▶ [What you should do]:
In the material below, find each line holding the string "description" and copy it.

[Start of section]

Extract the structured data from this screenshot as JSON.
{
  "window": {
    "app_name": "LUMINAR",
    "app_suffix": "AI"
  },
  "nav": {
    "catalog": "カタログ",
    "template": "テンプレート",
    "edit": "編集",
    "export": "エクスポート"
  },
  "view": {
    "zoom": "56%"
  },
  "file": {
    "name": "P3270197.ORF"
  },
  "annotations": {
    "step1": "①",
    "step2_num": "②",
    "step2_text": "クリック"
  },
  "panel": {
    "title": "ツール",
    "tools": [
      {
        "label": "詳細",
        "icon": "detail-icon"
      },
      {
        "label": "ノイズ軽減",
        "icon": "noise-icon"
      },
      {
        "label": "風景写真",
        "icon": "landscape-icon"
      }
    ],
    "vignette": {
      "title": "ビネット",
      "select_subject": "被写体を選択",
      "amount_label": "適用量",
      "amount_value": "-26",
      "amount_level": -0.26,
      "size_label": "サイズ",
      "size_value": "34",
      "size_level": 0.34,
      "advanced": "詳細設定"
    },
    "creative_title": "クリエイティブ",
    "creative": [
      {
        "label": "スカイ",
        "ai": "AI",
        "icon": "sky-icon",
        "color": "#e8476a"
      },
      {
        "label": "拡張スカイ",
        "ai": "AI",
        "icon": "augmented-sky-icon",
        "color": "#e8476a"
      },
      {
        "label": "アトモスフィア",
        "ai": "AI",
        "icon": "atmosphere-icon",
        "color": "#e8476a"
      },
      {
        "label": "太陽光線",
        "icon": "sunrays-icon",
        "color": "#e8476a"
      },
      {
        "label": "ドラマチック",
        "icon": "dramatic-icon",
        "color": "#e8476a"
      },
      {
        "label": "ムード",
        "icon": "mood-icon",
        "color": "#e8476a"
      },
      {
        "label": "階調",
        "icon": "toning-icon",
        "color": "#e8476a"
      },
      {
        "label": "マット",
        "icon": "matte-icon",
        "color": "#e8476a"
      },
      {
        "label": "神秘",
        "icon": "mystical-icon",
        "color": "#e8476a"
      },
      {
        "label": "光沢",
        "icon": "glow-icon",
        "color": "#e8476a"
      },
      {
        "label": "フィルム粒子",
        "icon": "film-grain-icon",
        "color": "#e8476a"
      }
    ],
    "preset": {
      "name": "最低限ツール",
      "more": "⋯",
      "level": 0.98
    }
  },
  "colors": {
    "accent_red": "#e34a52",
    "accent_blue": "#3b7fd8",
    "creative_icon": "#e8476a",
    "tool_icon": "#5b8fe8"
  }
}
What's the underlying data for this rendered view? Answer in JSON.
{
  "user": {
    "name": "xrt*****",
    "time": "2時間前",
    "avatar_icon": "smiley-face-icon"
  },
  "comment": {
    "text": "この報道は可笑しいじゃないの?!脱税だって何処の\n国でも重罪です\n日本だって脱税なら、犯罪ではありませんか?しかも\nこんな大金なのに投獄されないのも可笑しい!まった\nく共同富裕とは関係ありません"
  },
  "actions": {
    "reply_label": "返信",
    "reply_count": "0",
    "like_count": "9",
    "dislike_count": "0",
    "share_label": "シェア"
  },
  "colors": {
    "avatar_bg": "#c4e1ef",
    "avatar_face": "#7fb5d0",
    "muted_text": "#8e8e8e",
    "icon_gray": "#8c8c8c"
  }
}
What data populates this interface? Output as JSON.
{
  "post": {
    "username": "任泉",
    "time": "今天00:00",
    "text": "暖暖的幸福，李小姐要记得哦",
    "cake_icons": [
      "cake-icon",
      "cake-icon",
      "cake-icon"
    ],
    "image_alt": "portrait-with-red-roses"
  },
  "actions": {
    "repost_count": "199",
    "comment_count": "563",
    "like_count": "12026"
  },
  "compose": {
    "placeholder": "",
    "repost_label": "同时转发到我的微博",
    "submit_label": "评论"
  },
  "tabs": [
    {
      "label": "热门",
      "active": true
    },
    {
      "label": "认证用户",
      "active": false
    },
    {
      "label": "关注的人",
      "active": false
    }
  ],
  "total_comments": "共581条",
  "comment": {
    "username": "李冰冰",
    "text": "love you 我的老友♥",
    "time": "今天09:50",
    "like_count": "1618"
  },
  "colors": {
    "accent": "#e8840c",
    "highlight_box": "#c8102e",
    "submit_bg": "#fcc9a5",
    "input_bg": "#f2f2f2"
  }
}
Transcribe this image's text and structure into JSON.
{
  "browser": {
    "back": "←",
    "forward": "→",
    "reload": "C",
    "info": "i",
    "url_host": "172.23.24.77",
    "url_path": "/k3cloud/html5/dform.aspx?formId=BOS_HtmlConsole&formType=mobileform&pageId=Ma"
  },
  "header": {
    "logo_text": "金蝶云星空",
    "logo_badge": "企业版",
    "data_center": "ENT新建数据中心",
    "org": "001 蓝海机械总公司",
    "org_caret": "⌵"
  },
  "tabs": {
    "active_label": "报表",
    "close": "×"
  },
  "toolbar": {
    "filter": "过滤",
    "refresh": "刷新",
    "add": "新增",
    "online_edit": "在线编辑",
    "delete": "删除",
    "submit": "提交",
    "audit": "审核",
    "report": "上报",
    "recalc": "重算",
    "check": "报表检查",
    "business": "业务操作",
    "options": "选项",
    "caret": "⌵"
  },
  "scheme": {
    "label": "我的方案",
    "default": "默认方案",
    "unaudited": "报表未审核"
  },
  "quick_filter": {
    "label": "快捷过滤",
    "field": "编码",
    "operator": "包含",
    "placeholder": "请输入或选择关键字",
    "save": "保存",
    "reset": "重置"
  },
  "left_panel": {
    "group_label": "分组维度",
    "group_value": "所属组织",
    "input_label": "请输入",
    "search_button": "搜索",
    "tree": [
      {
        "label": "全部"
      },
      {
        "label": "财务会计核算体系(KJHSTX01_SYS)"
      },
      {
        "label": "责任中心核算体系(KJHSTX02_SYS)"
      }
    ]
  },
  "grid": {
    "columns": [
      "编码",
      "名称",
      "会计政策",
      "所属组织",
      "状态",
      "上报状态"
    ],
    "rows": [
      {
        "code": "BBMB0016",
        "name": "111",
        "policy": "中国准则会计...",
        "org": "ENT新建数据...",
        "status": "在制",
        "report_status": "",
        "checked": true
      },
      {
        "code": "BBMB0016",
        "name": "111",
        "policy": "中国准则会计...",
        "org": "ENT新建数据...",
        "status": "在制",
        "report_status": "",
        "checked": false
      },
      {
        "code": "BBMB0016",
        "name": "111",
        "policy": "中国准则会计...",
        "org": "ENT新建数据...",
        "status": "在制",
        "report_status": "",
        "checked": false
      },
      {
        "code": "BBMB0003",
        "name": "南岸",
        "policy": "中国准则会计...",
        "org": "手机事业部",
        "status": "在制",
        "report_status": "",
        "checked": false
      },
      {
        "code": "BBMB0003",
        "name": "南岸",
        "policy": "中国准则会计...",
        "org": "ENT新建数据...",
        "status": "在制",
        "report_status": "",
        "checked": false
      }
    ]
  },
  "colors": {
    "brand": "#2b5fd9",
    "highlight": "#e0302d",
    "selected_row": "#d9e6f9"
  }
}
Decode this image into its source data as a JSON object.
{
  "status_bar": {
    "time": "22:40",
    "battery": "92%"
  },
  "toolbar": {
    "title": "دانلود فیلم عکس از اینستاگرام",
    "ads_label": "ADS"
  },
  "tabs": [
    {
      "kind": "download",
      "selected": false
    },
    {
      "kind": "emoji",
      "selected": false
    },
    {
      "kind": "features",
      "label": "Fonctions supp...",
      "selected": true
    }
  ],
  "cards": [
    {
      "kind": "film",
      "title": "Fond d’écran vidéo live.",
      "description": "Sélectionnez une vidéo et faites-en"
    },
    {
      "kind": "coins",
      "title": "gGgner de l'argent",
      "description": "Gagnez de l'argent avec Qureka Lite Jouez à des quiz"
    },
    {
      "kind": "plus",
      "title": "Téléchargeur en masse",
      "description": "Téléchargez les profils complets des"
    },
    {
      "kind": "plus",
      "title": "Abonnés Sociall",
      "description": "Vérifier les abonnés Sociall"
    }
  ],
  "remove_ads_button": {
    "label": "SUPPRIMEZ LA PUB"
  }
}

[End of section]

▶ [Expected output]:
      "description": "Sélectionnez une vidéo et faites-en"
      "description": "Gagnez de l'argent avec Qureka Lite Jouez à des quiz"
      "description": "Téléchargez les profils complets des"
      "description": "Vérifier les abonnés Sociall"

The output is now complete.